- [YOUR INSTRUCTIONS] Please filter the listing for the string "mode" and copy each matching line.

- [DATA EXTRACTS]
/---
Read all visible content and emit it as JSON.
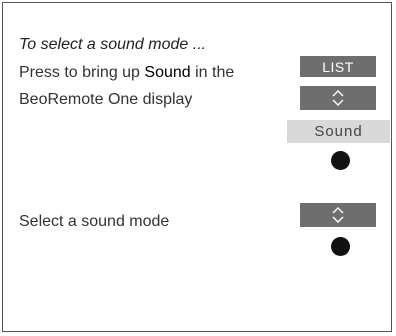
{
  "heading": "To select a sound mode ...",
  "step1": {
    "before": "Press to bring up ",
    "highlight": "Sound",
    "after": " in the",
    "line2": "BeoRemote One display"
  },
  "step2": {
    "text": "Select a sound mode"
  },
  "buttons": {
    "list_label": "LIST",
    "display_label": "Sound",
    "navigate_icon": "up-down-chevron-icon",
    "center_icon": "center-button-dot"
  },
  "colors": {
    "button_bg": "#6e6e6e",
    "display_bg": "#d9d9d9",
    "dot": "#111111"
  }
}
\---
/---
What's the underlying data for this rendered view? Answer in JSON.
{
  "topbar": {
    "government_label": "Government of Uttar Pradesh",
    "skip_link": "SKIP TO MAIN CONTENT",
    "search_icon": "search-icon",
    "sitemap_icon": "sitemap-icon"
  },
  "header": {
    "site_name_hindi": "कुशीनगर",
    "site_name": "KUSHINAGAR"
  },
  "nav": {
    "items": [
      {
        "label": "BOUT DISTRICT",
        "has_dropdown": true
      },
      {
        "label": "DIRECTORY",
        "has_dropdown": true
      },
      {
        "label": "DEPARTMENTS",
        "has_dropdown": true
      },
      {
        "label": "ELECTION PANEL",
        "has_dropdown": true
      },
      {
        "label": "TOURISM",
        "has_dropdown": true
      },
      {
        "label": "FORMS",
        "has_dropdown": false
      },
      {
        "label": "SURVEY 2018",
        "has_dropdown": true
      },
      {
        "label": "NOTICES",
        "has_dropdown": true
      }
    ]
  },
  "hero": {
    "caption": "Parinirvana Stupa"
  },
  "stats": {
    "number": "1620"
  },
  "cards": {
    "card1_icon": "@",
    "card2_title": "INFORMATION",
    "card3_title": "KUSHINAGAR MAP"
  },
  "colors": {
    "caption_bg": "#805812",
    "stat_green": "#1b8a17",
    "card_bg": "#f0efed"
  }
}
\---
- [WRITTEN RESPONSE]
  "heading": "To select a sound mode ...",
    "text": "Select a sound mode"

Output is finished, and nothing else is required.